Trump Said He'll Take Dirt On 2020 Candidates From Foreign Spies, But Is That Legal?

by Lani Seelinger
Mark Wilson/Getty Images News/Getty Images

President Donald Trump shocked observers on Wednesday when he told ABC's George Stephanopoulos that he would listen to information on a campaign opponent that was offered by a foreign government without calling the FBI. This, of course, was surprising because all of the investigations that came out of his campaign doing exactly that when a Russian government-connected lawyer offered information on Hillary Clinton during the 2016 campaign. Still, though, no one from the Trump campaign has actually been convicted of a crime for that action — so is taking foreign campaign information a crime, even?

According to FBI director Christopher Wray, a foreign offer of campaign research is at least "something that the FBI would want to know about," as he said during testimony before Congress, per The New York Times. Wray referred to offers of information from a foreign government as that government potentially "influencing or interfering with our election." In his special counsel report, then, Robert Mueller backed up previous conclusions that Russia did interfere in the 2016 presidential election to get Trump elected, saying that it happened "in sweeping and systematic fashion."

Importantly, however, Mueller's team did not indict anyone from Trump's campaign for accepting the offer of foreign campaign information, according to The Washington Post — but the question of its legality is still a murky one.

It's certainly illegal to accept foreign campaign contributions, according to Federal Election Commission (FEC) regulations. The FEC defines a contribution as "a gift, subscription, loan, advance or deposit of money or anything of value given to influence a federal election." The question, therefore, is whether information is "anything of value."

Opposition research, which, as The New York Times explained, is a normal part of any political campaign, is certainly an important piece of any candidate's arsenal, and it could carry "value" in that it can require many hours of work in order to find anything useful.

University of Louisville Political Science department chair Jasmine Farrier, PhD, tells Bustle there's an additional reason why an offer of information from a foreign government is, as she says, "unlikely to be 'free' of cost."

"The person, government, or agency providing the information will inevitably want something in return — possibly swaying overt or covert future public policy decisions in the U.S.," Farrier says. "Also, the campaign information may be used to sway voters, and, possibly, turn the tide of a close election."

But The Washington Post explained, Mueller might not have been certain that the courts would find that freely offered foreign opposition research actually fell into the territory of "anything of value given to influence a federal election."

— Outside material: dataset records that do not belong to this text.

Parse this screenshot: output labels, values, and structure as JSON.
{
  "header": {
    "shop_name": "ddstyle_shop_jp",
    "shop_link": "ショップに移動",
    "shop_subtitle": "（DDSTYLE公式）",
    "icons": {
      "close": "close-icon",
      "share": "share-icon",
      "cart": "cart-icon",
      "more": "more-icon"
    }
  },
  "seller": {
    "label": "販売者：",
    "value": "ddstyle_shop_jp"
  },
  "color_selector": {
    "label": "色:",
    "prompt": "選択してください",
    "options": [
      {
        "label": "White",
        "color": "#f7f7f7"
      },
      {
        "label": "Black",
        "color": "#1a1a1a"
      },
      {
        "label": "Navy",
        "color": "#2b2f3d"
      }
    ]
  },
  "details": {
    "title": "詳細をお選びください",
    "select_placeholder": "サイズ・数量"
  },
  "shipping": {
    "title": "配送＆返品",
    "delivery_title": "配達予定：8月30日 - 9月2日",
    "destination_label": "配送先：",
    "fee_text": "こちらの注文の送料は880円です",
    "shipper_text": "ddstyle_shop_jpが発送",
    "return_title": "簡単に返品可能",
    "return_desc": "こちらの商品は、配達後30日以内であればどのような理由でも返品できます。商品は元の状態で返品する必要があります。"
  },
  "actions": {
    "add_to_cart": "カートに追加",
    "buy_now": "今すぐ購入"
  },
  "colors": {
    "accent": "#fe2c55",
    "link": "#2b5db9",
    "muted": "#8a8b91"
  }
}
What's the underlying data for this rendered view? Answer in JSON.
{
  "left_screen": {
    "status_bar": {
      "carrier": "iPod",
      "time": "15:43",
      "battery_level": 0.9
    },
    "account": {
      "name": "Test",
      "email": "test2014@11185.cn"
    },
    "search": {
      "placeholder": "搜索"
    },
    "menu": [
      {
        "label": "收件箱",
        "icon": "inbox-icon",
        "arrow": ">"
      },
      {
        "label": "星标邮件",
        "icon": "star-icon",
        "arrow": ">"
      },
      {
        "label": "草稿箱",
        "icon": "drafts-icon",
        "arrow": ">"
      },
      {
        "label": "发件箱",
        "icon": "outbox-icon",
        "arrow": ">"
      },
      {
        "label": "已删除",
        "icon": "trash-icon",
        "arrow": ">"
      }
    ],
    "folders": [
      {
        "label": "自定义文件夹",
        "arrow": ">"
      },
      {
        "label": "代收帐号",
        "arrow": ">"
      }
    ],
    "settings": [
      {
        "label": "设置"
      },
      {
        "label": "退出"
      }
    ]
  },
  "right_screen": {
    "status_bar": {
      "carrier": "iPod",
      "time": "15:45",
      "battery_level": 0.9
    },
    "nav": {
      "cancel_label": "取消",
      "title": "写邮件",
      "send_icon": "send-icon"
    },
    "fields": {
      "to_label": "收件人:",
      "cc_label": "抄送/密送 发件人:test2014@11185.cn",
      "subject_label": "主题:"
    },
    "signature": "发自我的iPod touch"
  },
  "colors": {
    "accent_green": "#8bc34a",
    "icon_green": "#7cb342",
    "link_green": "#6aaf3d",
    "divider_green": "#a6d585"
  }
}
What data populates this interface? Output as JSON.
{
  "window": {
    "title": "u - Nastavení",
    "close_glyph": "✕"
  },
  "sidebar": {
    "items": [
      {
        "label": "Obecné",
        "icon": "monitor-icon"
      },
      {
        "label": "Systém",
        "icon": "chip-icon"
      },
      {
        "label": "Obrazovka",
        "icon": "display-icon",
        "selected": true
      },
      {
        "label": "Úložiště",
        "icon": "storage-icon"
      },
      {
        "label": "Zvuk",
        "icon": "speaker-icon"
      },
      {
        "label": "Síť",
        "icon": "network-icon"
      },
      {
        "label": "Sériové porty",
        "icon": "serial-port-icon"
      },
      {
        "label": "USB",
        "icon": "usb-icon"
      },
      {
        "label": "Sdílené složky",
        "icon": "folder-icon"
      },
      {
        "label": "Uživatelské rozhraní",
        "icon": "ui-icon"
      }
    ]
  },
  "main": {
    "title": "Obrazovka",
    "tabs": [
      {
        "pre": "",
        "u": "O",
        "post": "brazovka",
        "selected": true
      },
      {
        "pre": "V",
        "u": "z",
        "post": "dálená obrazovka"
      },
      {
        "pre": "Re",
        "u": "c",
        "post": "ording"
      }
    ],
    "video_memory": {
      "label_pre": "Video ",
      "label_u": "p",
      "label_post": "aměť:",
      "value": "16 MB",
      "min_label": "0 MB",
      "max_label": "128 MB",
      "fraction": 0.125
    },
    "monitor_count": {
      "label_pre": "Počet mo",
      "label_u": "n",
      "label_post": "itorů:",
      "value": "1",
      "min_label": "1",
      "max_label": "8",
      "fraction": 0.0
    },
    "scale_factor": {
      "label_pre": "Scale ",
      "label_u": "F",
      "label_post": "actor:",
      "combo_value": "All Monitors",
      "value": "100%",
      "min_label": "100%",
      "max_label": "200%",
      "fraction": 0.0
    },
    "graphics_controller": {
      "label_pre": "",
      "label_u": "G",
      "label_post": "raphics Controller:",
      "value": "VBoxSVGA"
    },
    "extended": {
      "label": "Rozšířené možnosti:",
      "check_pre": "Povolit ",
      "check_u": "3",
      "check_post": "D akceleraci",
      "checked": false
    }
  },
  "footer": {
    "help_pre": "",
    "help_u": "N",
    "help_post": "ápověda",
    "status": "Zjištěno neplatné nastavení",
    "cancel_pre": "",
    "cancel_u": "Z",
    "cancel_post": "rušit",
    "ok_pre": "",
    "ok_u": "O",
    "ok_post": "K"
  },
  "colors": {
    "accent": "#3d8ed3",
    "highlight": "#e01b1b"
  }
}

Democrats in Congress have repeatedly moved to more explicitly define foreign election interference as a crime, as Mother Jones wrote, but Republicans — with Senate Majority Leader Mitch McConnell at the helm — have pointedly refused to bring any of the proposed legislation up for a vote. For now, then, the FEC regulations stand alone in preventing campaigns from accepting campaign contributions of "value" from foreign nationals or governments — but as the Trump case illustrates, it is difficult to prosecute instances of this as actual crimes.

Trump, for his part, doesn't seem to see anything wrong with accepting offers of foreign information. In fact his interview with Stephanopoulos seemed to indicate that he would do it in 2020, if the opportunity arose.